* ASSIGNMENT *
Filter the entries for lines with the word "направления".

------------------------------------

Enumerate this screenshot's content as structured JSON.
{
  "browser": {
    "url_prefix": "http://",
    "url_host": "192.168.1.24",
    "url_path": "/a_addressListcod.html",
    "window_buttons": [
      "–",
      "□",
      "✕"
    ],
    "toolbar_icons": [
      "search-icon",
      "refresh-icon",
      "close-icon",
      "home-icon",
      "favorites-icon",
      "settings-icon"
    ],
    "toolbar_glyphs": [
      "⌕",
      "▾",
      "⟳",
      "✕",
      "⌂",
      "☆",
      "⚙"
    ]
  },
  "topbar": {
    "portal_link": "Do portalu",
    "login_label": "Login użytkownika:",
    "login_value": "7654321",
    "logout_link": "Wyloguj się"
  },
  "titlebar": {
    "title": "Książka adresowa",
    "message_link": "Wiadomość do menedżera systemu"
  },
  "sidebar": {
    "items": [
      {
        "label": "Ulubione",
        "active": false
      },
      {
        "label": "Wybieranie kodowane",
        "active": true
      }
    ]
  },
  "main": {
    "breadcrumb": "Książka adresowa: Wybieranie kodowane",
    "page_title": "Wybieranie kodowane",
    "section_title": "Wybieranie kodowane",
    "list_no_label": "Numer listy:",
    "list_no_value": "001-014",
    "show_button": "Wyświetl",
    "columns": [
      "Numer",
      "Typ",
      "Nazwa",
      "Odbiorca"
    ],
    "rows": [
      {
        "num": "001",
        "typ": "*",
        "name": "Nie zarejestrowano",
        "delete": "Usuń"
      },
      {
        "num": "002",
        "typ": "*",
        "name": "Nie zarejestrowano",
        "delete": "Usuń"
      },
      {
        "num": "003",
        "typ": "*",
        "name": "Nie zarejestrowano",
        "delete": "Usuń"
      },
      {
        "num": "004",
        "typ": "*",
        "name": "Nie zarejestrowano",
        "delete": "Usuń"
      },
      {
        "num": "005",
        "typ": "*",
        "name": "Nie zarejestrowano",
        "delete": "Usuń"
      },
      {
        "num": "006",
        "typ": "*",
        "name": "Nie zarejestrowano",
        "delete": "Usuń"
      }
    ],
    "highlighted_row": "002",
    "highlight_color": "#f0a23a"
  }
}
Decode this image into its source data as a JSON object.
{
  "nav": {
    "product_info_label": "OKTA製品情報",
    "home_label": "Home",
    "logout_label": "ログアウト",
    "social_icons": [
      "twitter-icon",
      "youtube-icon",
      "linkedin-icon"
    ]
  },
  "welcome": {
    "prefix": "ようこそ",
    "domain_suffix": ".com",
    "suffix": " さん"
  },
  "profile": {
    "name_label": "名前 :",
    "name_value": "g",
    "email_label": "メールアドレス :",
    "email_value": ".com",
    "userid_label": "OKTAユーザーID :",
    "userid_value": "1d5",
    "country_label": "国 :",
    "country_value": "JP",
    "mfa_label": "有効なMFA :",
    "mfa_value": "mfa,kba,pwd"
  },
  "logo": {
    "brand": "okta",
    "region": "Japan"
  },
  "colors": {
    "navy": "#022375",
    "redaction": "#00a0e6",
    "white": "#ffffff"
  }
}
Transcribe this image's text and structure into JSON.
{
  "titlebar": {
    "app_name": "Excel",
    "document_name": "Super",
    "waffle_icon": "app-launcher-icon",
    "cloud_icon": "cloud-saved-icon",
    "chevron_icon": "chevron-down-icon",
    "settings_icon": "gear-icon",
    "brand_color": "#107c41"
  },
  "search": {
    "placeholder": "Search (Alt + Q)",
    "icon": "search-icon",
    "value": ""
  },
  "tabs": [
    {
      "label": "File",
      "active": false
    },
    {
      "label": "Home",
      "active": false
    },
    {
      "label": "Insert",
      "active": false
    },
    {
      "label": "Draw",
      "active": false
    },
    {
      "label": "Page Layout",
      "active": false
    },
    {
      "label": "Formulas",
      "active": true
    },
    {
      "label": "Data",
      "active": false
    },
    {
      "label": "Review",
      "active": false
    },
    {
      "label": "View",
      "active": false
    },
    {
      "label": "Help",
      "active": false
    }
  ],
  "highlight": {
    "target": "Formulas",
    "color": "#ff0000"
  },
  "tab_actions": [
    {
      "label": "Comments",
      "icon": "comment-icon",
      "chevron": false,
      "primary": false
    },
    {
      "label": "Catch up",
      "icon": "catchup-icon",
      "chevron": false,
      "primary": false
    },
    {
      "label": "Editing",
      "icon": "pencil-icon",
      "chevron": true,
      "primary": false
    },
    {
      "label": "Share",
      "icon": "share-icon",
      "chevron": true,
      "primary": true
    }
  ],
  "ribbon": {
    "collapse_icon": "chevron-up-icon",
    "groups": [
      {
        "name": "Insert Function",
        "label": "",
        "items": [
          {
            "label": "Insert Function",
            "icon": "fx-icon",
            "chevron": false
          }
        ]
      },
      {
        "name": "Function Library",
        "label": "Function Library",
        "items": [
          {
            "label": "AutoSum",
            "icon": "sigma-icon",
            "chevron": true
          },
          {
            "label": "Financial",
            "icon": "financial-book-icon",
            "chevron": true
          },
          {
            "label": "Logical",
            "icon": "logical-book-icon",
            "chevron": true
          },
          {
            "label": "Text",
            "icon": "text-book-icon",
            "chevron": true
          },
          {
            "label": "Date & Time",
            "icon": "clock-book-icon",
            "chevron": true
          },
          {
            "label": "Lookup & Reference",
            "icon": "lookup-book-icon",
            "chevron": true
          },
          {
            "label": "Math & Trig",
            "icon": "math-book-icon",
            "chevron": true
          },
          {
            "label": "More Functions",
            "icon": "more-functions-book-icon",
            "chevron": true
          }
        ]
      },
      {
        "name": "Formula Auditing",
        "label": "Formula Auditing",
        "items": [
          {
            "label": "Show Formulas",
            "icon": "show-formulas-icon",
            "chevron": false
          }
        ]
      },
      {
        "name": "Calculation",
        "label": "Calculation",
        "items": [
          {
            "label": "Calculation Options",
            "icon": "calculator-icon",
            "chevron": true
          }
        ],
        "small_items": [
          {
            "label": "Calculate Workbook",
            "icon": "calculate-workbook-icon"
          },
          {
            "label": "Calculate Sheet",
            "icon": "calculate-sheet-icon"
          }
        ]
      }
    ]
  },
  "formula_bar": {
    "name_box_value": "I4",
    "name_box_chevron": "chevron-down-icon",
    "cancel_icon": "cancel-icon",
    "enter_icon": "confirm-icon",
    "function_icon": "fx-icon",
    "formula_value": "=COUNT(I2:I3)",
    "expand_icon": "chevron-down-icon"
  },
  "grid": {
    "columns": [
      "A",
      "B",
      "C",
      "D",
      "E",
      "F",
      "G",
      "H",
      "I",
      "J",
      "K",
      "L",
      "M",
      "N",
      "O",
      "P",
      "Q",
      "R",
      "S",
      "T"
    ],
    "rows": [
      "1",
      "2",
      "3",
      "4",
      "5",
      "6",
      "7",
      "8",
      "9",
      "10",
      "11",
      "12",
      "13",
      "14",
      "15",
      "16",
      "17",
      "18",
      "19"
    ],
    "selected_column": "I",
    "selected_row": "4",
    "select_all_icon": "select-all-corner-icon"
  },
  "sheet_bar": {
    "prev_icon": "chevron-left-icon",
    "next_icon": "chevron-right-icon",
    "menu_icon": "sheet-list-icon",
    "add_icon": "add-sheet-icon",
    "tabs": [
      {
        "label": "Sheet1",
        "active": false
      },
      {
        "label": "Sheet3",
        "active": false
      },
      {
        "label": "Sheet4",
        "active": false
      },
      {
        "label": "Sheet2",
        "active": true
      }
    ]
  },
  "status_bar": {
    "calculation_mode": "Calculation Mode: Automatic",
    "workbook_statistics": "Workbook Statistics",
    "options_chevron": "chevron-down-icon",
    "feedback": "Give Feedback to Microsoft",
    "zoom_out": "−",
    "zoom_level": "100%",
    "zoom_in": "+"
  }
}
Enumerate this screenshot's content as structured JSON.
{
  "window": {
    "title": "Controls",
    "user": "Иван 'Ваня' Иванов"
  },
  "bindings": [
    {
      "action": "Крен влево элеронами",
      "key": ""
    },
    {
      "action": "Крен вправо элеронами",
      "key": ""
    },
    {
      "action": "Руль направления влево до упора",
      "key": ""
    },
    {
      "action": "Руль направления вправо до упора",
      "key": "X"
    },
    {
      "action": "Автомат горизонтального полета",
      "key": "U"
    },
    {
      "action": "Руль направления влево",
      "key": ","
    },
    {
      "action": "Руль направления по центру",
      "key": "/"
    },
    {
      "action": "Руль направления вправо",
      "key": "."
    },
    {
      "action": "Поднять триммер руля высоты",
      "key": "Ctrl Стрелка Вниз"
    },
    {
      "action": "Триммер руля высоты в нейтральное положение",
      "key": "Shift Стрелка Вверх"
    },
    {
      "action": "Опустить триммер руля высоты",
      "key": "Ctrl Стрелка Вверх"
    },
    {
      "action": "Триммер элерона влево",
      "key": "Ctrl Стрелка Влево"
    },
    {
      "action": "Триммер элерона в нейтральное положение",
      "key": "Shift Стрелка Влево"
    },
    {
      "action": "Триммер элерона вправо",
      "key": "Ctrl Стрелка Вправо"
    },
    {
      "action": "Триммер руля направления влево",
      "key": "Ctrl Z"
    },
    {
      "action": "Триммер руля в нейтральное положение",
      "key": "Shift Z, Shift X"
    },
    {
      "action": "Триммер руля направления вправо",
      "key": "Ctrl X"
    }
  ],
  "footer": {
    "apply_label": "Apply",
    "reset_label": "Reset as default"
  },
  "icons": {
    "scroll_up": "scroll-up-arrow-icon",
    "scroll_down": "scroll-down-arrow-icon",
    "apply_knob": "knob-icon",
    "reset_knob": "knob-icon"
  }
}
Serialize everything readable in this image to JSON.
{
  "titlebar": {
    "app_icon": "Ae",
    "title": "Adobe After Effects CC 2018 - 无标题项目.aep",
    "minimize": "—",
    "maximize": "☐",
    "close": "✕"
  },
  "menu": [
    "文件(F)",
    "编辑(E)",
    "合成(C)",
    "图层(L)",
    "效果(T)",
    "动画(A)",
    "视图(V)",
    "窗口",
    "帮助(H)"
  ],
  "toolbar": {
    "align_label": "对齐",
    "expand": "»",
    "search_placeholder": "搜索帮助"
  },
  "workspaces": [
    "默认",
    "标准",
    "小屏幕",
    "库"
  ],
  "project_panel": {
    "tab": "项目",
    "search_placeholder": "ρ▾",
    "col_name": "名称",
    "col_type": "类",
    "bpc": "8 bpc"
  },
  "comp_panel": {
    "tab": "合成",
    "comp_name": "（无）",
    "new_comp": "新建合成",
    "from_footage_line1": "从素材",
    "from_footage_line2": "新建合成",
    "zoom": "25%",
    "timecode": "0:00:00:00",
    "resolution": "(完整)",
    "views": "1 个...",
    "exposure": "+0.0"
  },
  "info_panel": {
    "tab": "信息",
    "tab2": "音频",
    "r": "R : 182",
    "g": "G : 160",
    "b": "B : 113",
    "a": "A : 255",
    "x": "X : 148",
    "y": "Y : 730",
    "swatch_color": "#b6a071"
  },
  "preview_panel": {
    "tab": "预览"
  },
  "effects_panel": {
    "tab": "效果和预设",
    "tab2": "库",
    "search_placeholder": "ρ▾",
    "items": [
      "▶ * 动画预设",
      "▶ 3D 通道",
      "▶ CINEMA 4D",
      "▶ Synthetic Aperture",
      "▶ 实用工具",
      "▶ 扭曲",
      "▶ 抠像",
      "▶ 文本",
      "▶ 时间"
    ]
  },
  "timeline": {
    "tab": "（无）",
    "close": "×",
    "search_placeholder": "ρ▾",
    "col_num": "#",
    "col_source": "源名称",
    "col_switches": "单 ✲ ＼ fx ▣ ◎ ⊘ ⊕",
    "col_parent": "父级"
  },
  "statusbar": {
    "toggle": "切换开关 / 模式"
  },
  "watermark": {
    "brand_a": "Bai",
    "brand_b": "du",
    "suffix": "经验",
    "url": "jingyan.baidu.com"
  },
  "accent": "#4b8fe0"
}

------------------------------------

* ANSWER SPACE *
      "action": "Руль направления влево до упора",
      "action": "Руль направления вправо до упора",
      "action": "Руль направления влево",
      "action": "Руль направления по центру",
      "action": "Руль направления вправо",
      "action": "Триммер руля направления влево",
      "action": "Триммер руля направления вправо",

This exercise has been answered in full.